By Ahmed Elumami.
Tripoli, 10 October 2013:
A tired but smiling Ali Zeidan climbed out of his car at the Prime Ministry building . . .[restrict]early this afternoon. Still without his pebble lens glasses, apparently lost or damaged when he was seized at the Corinthia hotel some ten hours before, he moved with two security men towards the building. Staff leaning from windows, joined ministers, congressmen, soldiers and bodyguards in applause and shouts of “Allah Ahkbar”.
Zeidan went inside for a photo-call with ministers from his government and members of the General National Congress. His arrival lanced the tension that had been building up during a hot one-and-a-half-hour wait between army guards and the expectant media. Soldiers had attempted to dragoon cameramen to a position where none could get a good shot of Zeidan’s car passing through the gate. Amidst angry protests from some pressmen, photographers quietly flowed back to their original position. This in turn infuriated the security people.
There was anger elsewhere from locals, who discovered that all the small surrounding streets had been completely blocked to traffic by some 40 army vehicles and they could no longer drive to their homes. The short tempers reflected a day in which rumour and tension had fed upon each other. The only people who did not appear to be taking their jobs very seriously, were the half dozen guards sent up onto the roof of the prime minister’s office.
When Zeidan’s convoy finally arrived with its escort of soldiers and security men, carried in at least a dozen vehicles protecting three limousines, the 100 guards quite outnumbered the 30-strong press pack. But at this point, the mood had changed. The general relief at the prime minister’s safe arrival was palpable.
Six of Zeidan’s bodyguards who followed their chief, not only looked red-eyed, unshaven, and exhausted but were seen to be still wearing their pyjamas with a mix of day clothing and stout boots.

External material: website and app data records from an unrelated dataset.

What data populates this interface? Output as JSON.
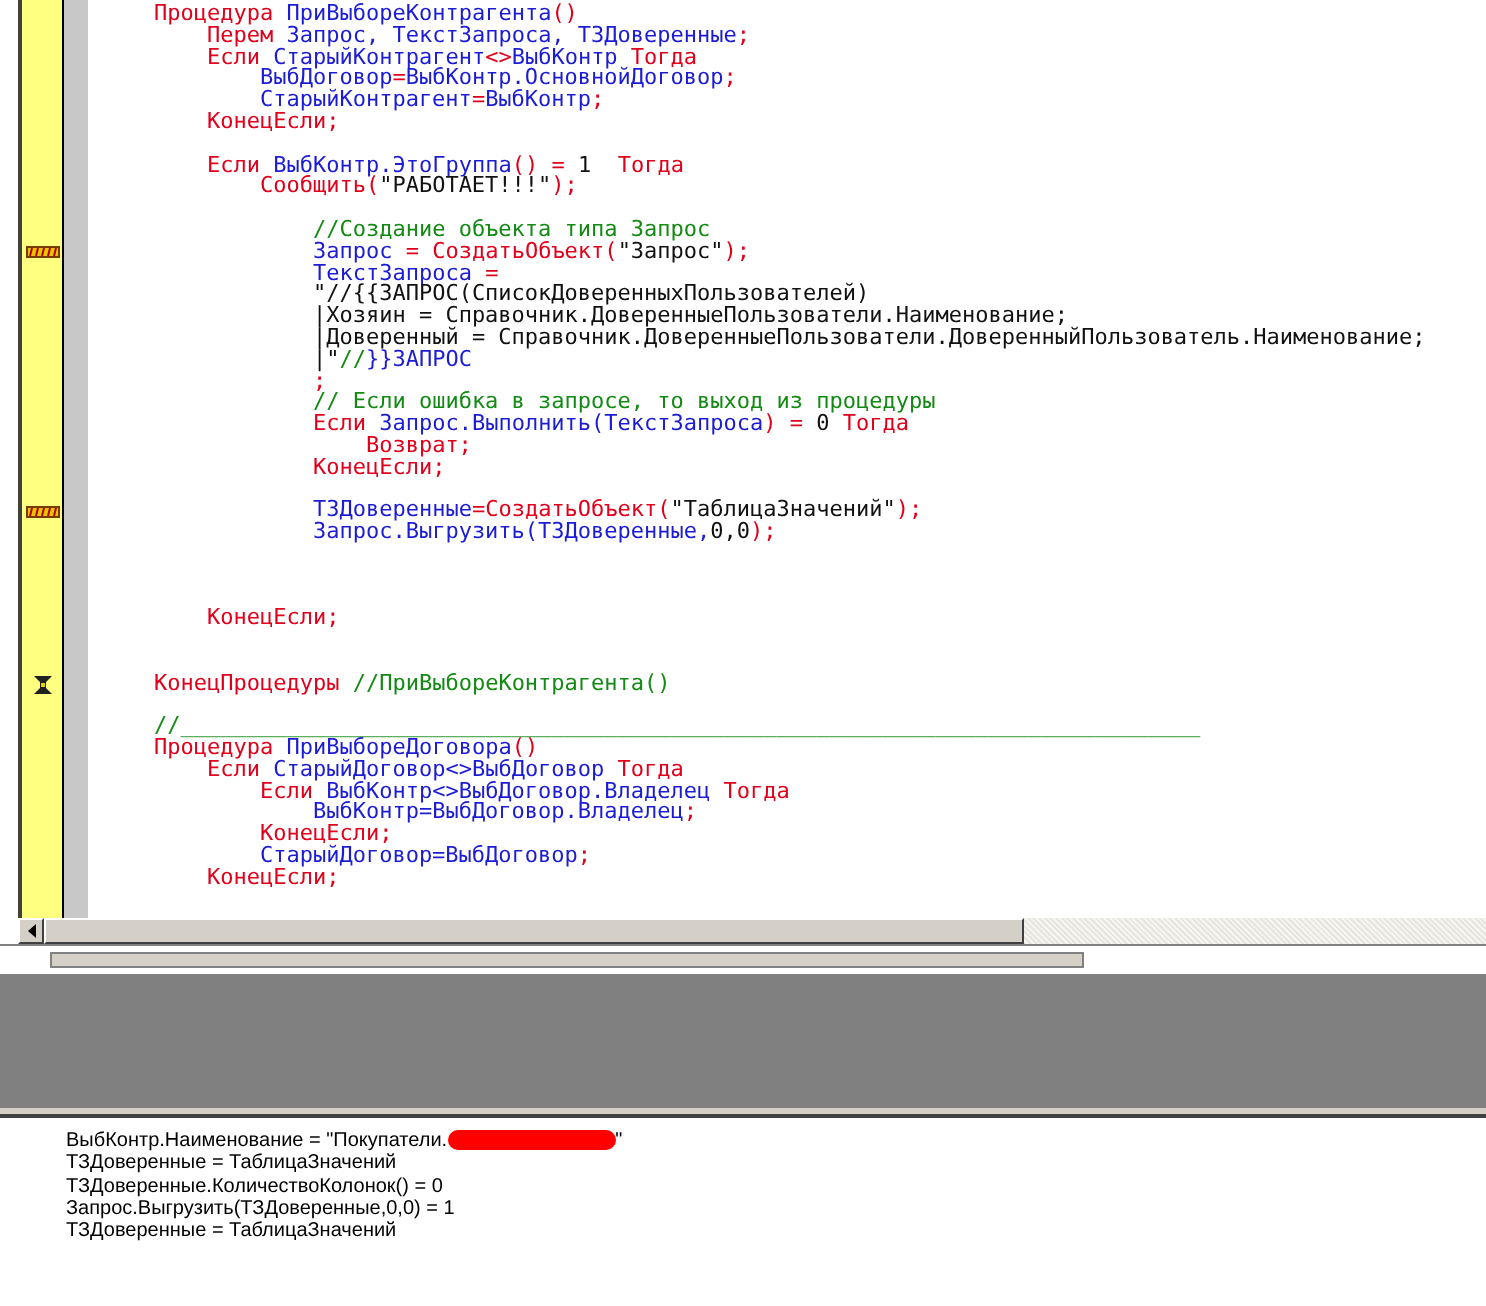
{
  "editor": {
    "lines": [
      {
        "kind": "code",
        "bookmarked": false,
        "current": false,
        "tokens": [
          {
            "kind": "kw",
            "text": "Процедура "
          },
          {
            "kind": "id",
            "text": "ПриВыбореКонтрагента"
          },
          {
            "kind": "kw",
            "text": "()"
          }
        ]
      },
      {
        "kind": "code",
        "bookmarked": false,
        "current": false,
        "tokens": [
          {
            "kind": "kw",
            "text": "    Перем "
          },
          {
            "kind": "id",
            "text": "Запрос, ТекстЗапроса, ТЗДоверенные"
          },
          {
            "kind": "kw",
            "text": ";"
          }
        ]
      },
      {
        "kind": "code",
        "bookmarked": false,
        "current": false,
        "tokens": [
          {
            "kind": "kw",
            "text": "    Если "
          },
          {
            "kind": "id",
            "text": "СтарыйКонтрагент"
          },
          {
            "kind": "kw",
            "text": "<>"
          },
          {
            "kind": "id",
            "text": "ВыбКонтр"
          },
          {
            "kind": "kw",
            "text": " Тогда"
          }
        ]
      },
      {
        "kind": "code",
        "bookmarked": false,
        "current": false,
        "tokens": [
          {
            "kind": "id",
            "text": "        ВыбДоговор"
          },
          {
            "kind": "kw",
            "text": "="
          },
          {
            "kind": "id",
            "text": "ВыбКонтр.ОсновнойДоговор"
          },
          {
            "kind": "kw",
            "text": ";"
          }
        ]
      },
      {
        "kind": "code",
        "bookmarked": false,
        "current": false,
        "tokens": [
          {
            "kind": "id",
            "text": "        СтарыйКонтрагент"
          },
          {
            "kind": "kw",
            "text": "="
          },
          {
            "kind": "id",
            "text": "ВыбКонтр"
          },
          {
            "kind": "kw",
            "text": ";"
          }
        ]
      },
      {
        "kind": "code",
        "bookmarked": false,
        "current": false,
        "tokens": [
          {
            "kind": "kw",
            "text": "    КонецЕсли;"
          }
        ]
      },
      {
        "kind": "blank",
        "bookmarked": false,
        "current": false
      },
      {
        "kind": "code",
        "bookmarked": false,
        "current": false,
        "tokens": [
          {
            "kind": "kw",
            "text": "    Если "
          },
          {
            "kind": "id",
            "text": "ВыбКонтр.ЭтоГруппа"
          },
          {
            "kind": "kw",
            "text": "() = "
          },
          {
            "kind": "tx",
            "text": "1"
          },
          {
            "kind": "kw",
            "text": "  Тогда"
          }
        ]
      },
      {
        "kind": "code",
        "bookmarked": false,
        "current": false,
        "tokens": [
          {
            "kind": "kw",
            "text": "        Сообщить("
          },
          {
            "kind": "tx",
            "text": "\"РАБОТАЕТ!!!\""
          },
          {
            "kind": "kw",
            "text": ");"
          }
        ]
      },
      {
        "kind": "blank",
        "bookmarked": false,
        "current": false
      },
      {
        "kind": "code",
        "bookmarked": false,
        "current": false,
        "tokens": [
          {
            "kind": "cm",
            "text": "            //Создание объекта типа Запрос"
          }
        ]
      },
      {
        "kind": "code",
        "bookmarked": true,
        "current": false,
        "tokens": [
          {
            "kind": "id",
            "text": "            Запрос"
          },
          {
            "kind": "kw",
            "text": " = СоздатьОбъект("
          },
          {
            "kind": "tx",
            "text": "\"Запрос\""
          },
          {
            "kind": "kw",
            "text": ");"
          }
        ]
      },
      {
        "kind": "code",
        "bookmarked": false,
        "current": false,
        "tokens": [
          {
            "kind": "id",
            "text": "            ТекстЗапроса"
          },
          {
            "kind": "kw",
            "text": " ="
          }
        ]
      },
      {
        "kind": "code",
        "bookmarked": false,
        "current": false,
        "tokens": [
          {
            "kind": "tx",
            "text": "            \"//{{ЗАПРОС(СписокДоверенныхПользователей)"
          }
        ]
      },
      {
        "kind": "code",
        "bookmarked": false,
        "current": false,
        "tokens": [
          {
            "kind": "tx",
            "text": "            |Хозяин = Справочник.ДоверенныеПользователи.Наименование;"
          }
        ]
      },
      {
        "kind": "code",
        "bookmarked": false,
        "current": false,
        "tokens": [
          {
            "kind": "tx",
            "text": "            |Доверенный = Справочник.ДоверенныеПользователи.ДоверенныйПользователь.Наименование;"
          }
        ]
      },
      {
        "kind": "code",
        "bookmarked": false,
        "current": false,
        "tokens": [
          {
            "kind": "tx",
            "text": "            |\""
          },
          {
            "kind": "cm",
            "text": "//"
          },
          {
            "kind": "id",
            "text": "}}ЗАПРОС"
          }
        ]
      },
      {
        "kind": "code",
        "bookmarked": false,
        "current": false,
        "tokens": [
          {
            "kind": "kw",
            "text": "            ;"
          }
        ]
      },
      {
        "kind": "code",
        "bookmarked": false,
        "current": false,
        "tokens": [
          {
            "kind": "cm",
            "text": "            // Если ошибка в запросе, то выход из процедуры"
          }
        ]
      },
      {
        "kind": "code",
        "bookmarked": false,
        "current": false,
        "tokens": [
          {
            "kind": "kw",
            "text": "            Если "
          },
          {
            "kind": "id",
            "text": "Запрос.Выполнить(ТекстЗапроса"
          },
          {
            "kind": "kw",
            "text": ") = "
          },
          {
            "kind": "tx",
            "text": "0"
          },
          {
            "kind": "kw",
            "text": " Тогда"
          }
        ]
      },
      {
        "kind": "code",
        "bookmarked": false,
        "current": false,
        "tokens": [
          {
            "kind": "kw",
            "text": "                Возврат;"
          }
        ]
      },
      {
        "kind": "code",
        "bookmarked": false,
        "current": false,
        "tokens": [
          {
            "kind": "kw",
            "text": "            КонецЕсли;"
          }
        ]
      },
      {
        "kind": "blank",
        "bookmarked": false,
        "current": false
      },
      {
        "kind": "code",
        "bookmarked": true,
        "current": false,
        "tokens": [
          {
            "kind": "id",
            "text": "            ТЗДоверенные"
          },
          {
            "kind": "kw",
            "text": "=СоздатьОбъект("
          },
          {
            "kind": "tx",
            "text": "\"ТаблицаЗначений\""
          },
          {
            "kind": "kw",
            "text": ");"
          }
        ]
      },
      {
        "kind": "code",
        "bookmarked": false,
        "current": false,
        "tokens": [
          {
            "kind": "id",
            "text": "            Запрос.Выгрузить(ТЗДоверенные,"
          },
          {
            "kind": "tx",
            "text": "0,0"
          },
          {
            "kind": "kw",
            "text": ");"
          }
        ]
      },
      {
        "kind": "blank",
        "bookmarked": false,
        "current": false
      },
      {
        "kind": "blank",
        "bookmarked": false,
        "current": false
      },
      {
        "kind": "blank",
        "bookmarked": false,
        "current": false
      },
      {
        "kind": "code",
        "bookmarked": false,
        "current": false,
        "tokens": [
          {
            "kind": "kw",
            "text": "    КонецЕсли;"
          }
        ]
      },
      {
        "kind": "blank",
        "bookmarked": false,
        "current": false
      },
      {
        "kind": "blank",
        "bookmarked": false,
        "current": false
      },
      {
        "kind": "code",
        "bookmarked": false,
        "current": true,
        "tokens": [
          {
            "kind": "kw",
            "text": "КонецПроцедуры "
          },
          {
            "kind": "cm",
            "text": "//ПриВыбореКонтрагента()"
          }
        ]
      },
      {
        "kind": "blank",
        "bookmarked": false,
        "current": false
      },
      {
        "kind": "code",
        "bookmarked": false,
        "current": false,
        "tokens": [
          {
            "kind": "cm",
            "text": "//_____________________________________________________________________________"
          }
        ]
      },
      {
        "kind": "code",
        "bookmarked": false,
        "current": false,
        "tokens": [
          {
            "kind": "kw",
            "text": "Процедура "
          },
          {
            "kind": "id",
            "text": "ПриВыбореДоговора"
          },
          {
            "kind": "kw",
            "text": "()"
          }
        ]
      },
      {
        "kind": "code",
        "bookmarked": false,
        "current": false,
        "tokens": [
          {
            "kind": "kw",
            "text": "    Если "
          },
          {
            "kind": "id",
            "text": "СтарыйДоговор<>ВыбДоговор"
          },
          {
            "kind": "kw",
            "text": " Тогда"
          }
        ]
      },
      {
        "kind": "code",
        "bookmarked": false,
        "current": false,
        "tokens": [
          {
            "kind": "kw",
            "text": "        Если "
          },
          {
            "kind": "id",
            "text": "ВыбКонтр<>ВыбДоговор.Владелец"
          },
          {
            "kind": "kw",
            "text": " Тогда"
          }
        ]
      },
      {
        "kind": "code",
        "bookmarked": false,
        "current": false,
        "tokens": [
          {
            "kind": "id",
            "text": "            ВыбКонтр=ВыбДоговор.Владелец"
          },
          {
            "kind": "kw",
            "text": ";"
          }
        ]
      },
      {
        "kind": "code",
        "bookmarked": false,
        "current": false,
        "tokens": [
          {
            "kind": "kw",
            "text": "        КонецЕсли;"
          }
        ]
      },
      {
        "kind": "code",
        "bookmarked": false,
        "current": false,
        "tokens": [
          {
            "kind": "id",
            "text": "        СтарыйДоговор=ВыбДоговор"
          },
          {
            "kind": "kw",
            "text": ";"
          }
        ]
      },
      {
        "kind": "code",
        "bookmarked": false,
        "current": false,
        "tokens": [
          {
            "kind": "kw",
            "text": "    КонецЕсли;"
          }
        ]
      }
    ]
  },
  "messages": [
    {
      "text": "ВыбКонтр.Наименование = \"Покупатели.",
      "redacted": true,
      "tail": "\""
    },
    {
      "text": "ТЗДоверенные = ТаблицаЗначений",
      "redacted": false
    },
    {
      "text": "ТЗДоверенные.КоличествоКолонок() = 0",
      "redacted": false
    },
    {
      "text": "Запрос.Выгрузить(ТЗДоверенные,0,0) = 1",
      "redacted": false
    },
    {
      "text": "ТЗДоверенные = ТаблицаЗначений",
      "redacted": false
    }
  ]
}
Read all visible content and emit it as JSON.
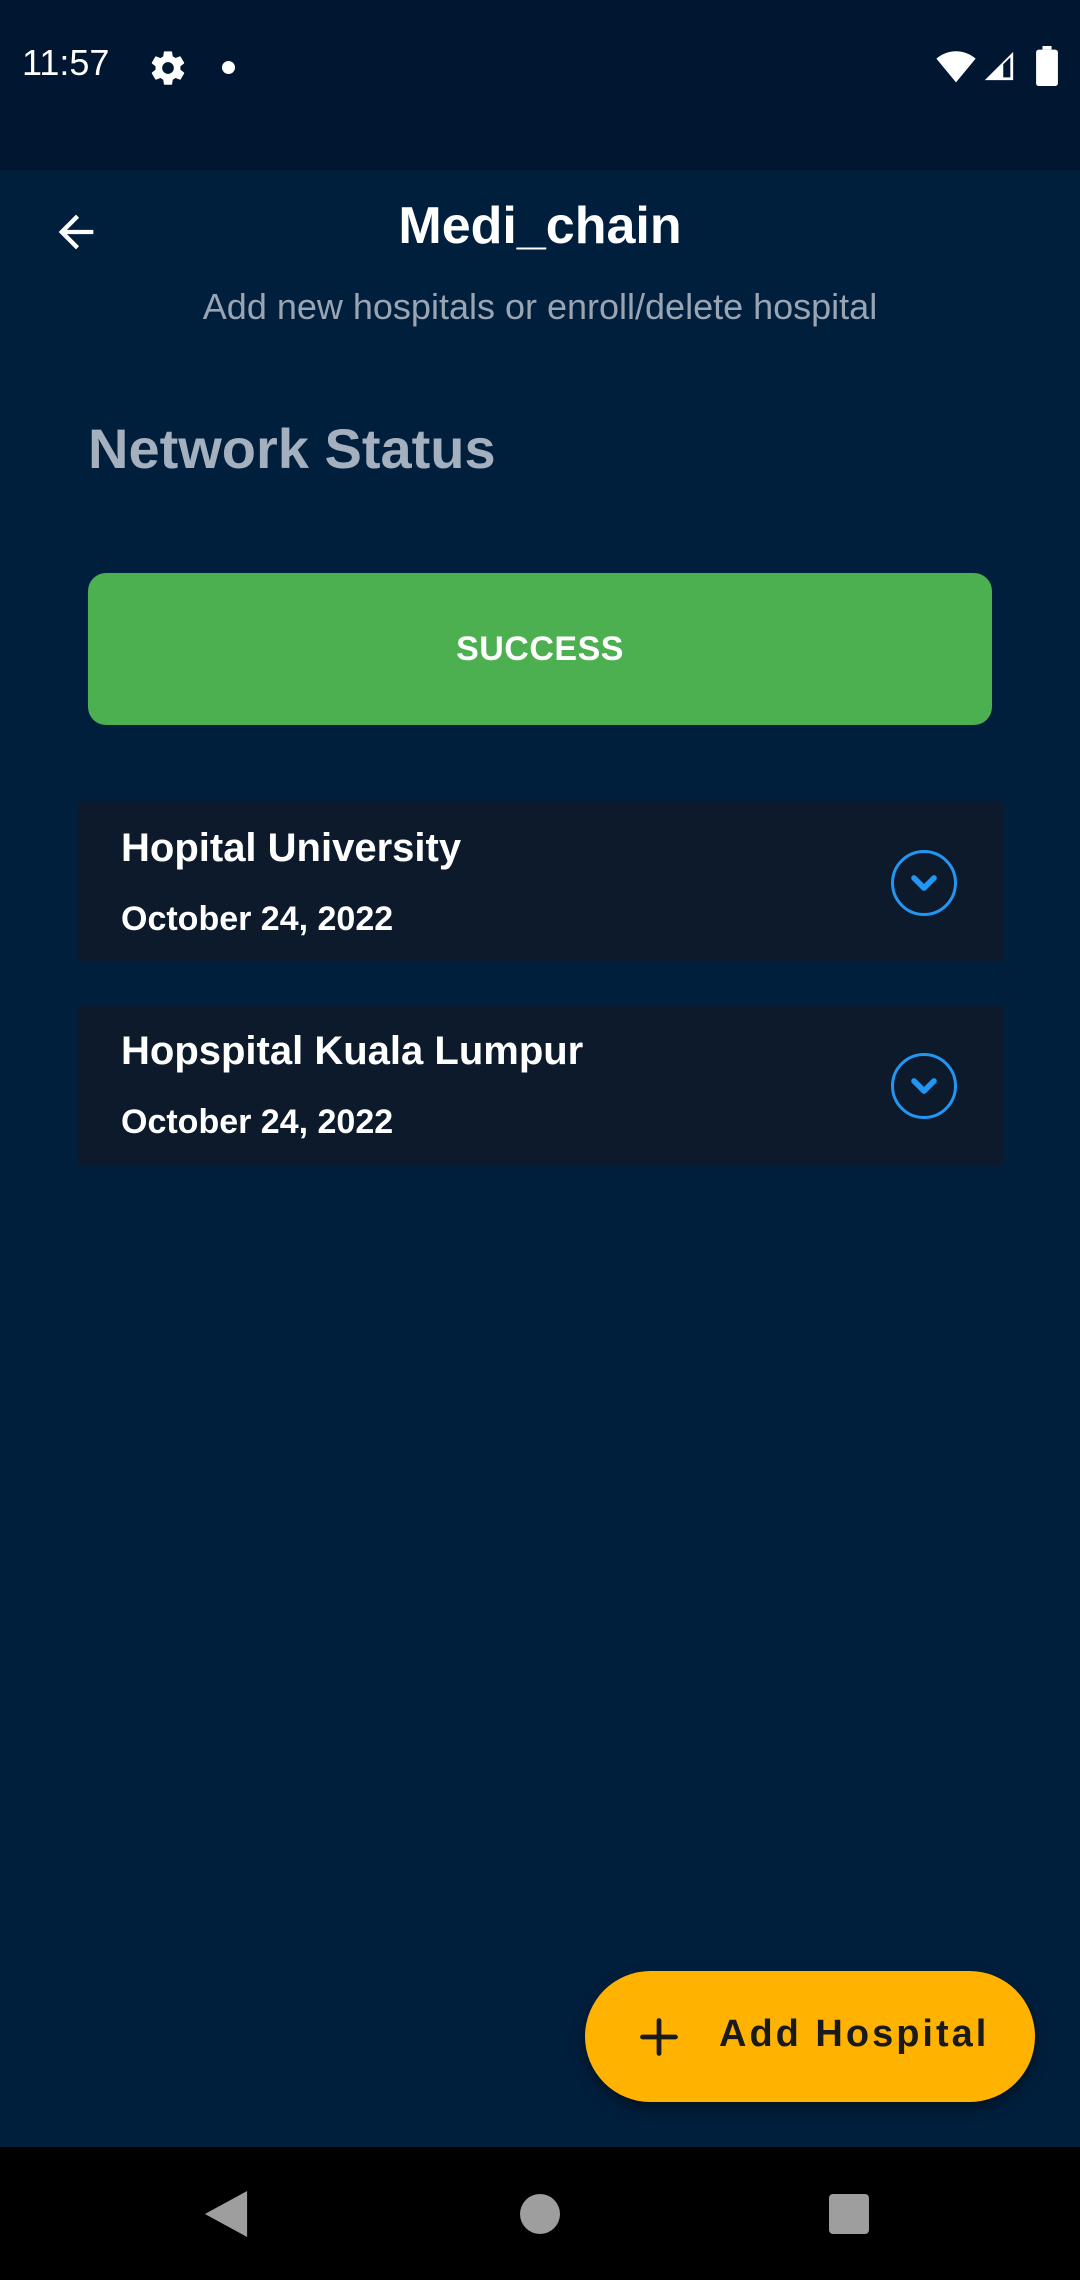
{
  "status_bar": {
    "time": "11:57",
    "icons": [
      "gear-icon",
      "notification-dot-icon",
      "wifi-icon",
      "signal-icon",
      "battery-icon"
    ]
  },
  "app_bar": {
    "title": "Medi_chain",
    "subtitle": "Add new hospitals or enroll/delete hospital",
    "back_icon": "arrow-left-icon"
  },
  "network": {
    "section_title": "Network Status",
    "status_label": "SUCCESS",
    "status_color": "#4caf50"
  },
  "hospitals": [
    {
      "name": "Hopital University",
      "date": "October 24, 2022"
    },
    {
      "name": "Hopspital Kuala Lumpur",
      "date": "October 24, 2022"
    }
  ],
  "fab": {
    "label": "Add Hospital",
    "icon": "plus-icon",
    "color": "#ffb300"
  },
  "colors": {
    "background": "#001f3d",
    "card": "#0d1a2c",
    "accent": "#2196f3"
  }
}
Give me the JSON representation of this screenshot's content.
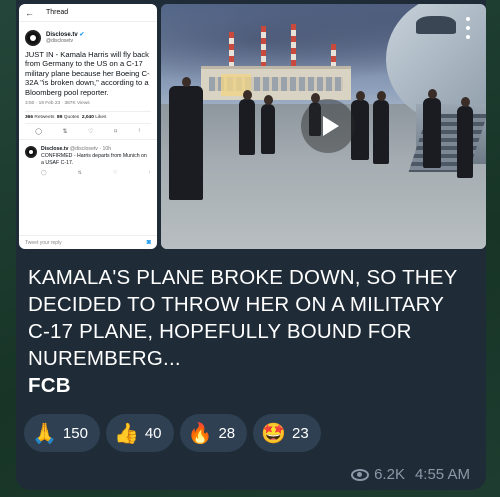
{
  "tweet": {
    "header_title": "Thread",
    "author_name": "Disclose.tv",
    "author_handle": "@disclosetv",
    "body": "JUST IN - Kamala Harris will fly back from Germany to the US on a C-17 military plane because her Boeing C-32A \"is broken down,\" according to a Bloomberg pool reporter.",
    "meta": "3:50 · 19 Feb 23 · 387K Views",
    "stats": {
      "retweets": "366",
      "retweets_label": "Retweets",
      "quotes": "89",
      "quotes_label": "Quotes",
      "likes": "2,040",
      "likes_label": "Likes"
    },
    "reply": {
      "name": "Disclose.tv",
      "handle": "@disclosetv · 10h",
      "text": "CONFIRMED - Harris departs from Munich on a USAF C-17."
    },
    "footer_placeholder": "Tweet your reply"
  },
  "caption": {
    "text": "KAMALA'S PLANE BROKE DOWN, SO THEY DECIDED TO THROW HER ON A MILITARY C-17 PLANE, HOPEFULLY BOUND FOR NUREMBERG...",
    "signature": "FCB"
  },
  "reactions": [
    {
      "emoji": "🙏",
      "count": "150"
    },
    {
      "emoji": "👍",
      "count": "40"
    },
    {
      "emoji": "🔥",
      "count": "28"
    },
    {
      "emoji": "🤩",
      "count": "23"
    }
  ],
  "meta": {
    "views": "6.2K",
    "time": "4:55 AM"
  },
  "icons": {
    "play": "play-icon",
    "menu": "more-vertical-icon",
    "views": "eye-icon"
  },
  "colors": {
    "bubble": "#1f2c38",
    "reaction_bg": "#2e4052",
    "meta_text": "#8a98a8",
    "background": "#1a3a2a"
  }
}
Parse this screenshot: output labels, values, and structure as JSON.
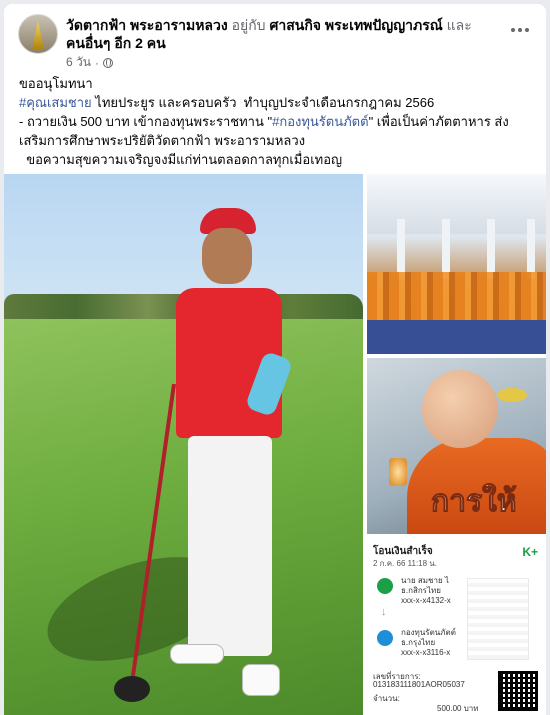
{
  "post": {
    "page_name": "วัดตากฟ้า พระอารามหลวง",
    "with_text": "อยู่กับ",
    "tagged_name": "ศาสนกิจ พระเทพปัญญาภรณ์",
    "and_text": "และ",
    "others": "คนอื่นๆ อีก 2 คน",
    "time": "6 วัน",
    "privacy_icon": "globe-icon",
    "more_icon": "more-dots-icon",
    "line1": "ขออนุโมทนา",
    "hashtag1": "#คุณเสมชาย",
    "line2_rest": " ไทยประยูร และครอบครัว  ทำบุญประจำเดือนกรกฎาคม 2566",
    "line3_pre": "- ถวายเงิน 500 บาท เข้ากองทุนพระราชทาน \"",
    "hashtag2": "#กองทุนรัตนภัตต์",
    "line3_post": "\" เพื่อเป็นค่าภัตตาหาร ส่งเสริมการศึกษาพระปริยัติวัดตากฟ้า พระอารามหลวง",
    "line4": "  ขอความสุขความเจริญจงมีแก่ท่านตลอดกาลทุกเมื่อเทอญ"
  },
  "photos": {
    "monk_caption": "การให้",
    "slip": {
      "title": "โอนเงินสำเร็จ",
      "date": "2 ก.ค. 66 11:18 น.",
      "brand": "K+",
      "from_name": "นาย สมชาย ไ",
      "from_bank": "ธ.กสิกรไทย",
      "from_acct": "xxx-x-x4132-x",
      "to_name": "กองทุนรัตนภัตต์",
      "to_bank": "ธ.กรุงไทย",
      "to_acct": "xxx-x-x3116-x",
      "ref_label": "เลขที่รายการ:",
      "ref_value": "013183111801AOR05037",
      "amount_label": "จำนวน:",
      "amount_value": "500.00 บาท"
    }
  }
}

Only photographers were allowed into record the symbolic reunion of the prime minister with his cabinet and GNC members. Reporters were told that no statements would be given. After the formal photo call, the tired Zeidan stood to receive a queue of greetings from senior army officers and fellow politicians. While he was probably thinking very much of sleep, the prime minister reportedly still had one more job to do after he and his convoy left the prime ministry – to drop into an opticians for a replacement pair of glasses. [/restrict]